Give every line below again, exactly as it appears.

>>

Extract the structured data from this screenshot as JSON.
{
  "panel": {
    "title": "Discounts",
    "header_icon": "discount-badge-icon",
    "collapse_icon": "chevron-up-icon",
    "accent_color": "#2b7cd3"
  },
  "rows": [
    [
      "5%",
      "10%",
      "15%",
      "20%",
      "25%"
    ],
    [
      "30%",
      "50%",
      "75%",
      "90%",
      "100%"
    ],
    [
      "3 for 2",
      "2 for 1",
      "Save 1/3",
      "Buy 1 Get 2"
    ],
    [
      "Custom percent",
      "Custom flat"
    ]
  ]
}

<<

• [Result of this exercise]:
Extract the structured data from this screenshot as JSON.
{
  "panel": {
    "title": "Discounts",
    "header_icon": "discount-badge-icon",
    "collapse_icon": "chevron-up-icon",
    "accent_color": "#2b7cd3"
  },
  "rows": [
    [
      "5%",
      "10%",
      "15%",
      "20%",
      "25%"
    ],
    [
      "30%",
      "50%",
      "75%",
      "90%",
      "100%"
    ],
    [
      "3 for 2",
      "2 for 1",
      "Save 1/3",
      "Buy 1 Get 2"
    ],
    [
      "Custom percent",
      "Custom flat"
    ]
  ]
}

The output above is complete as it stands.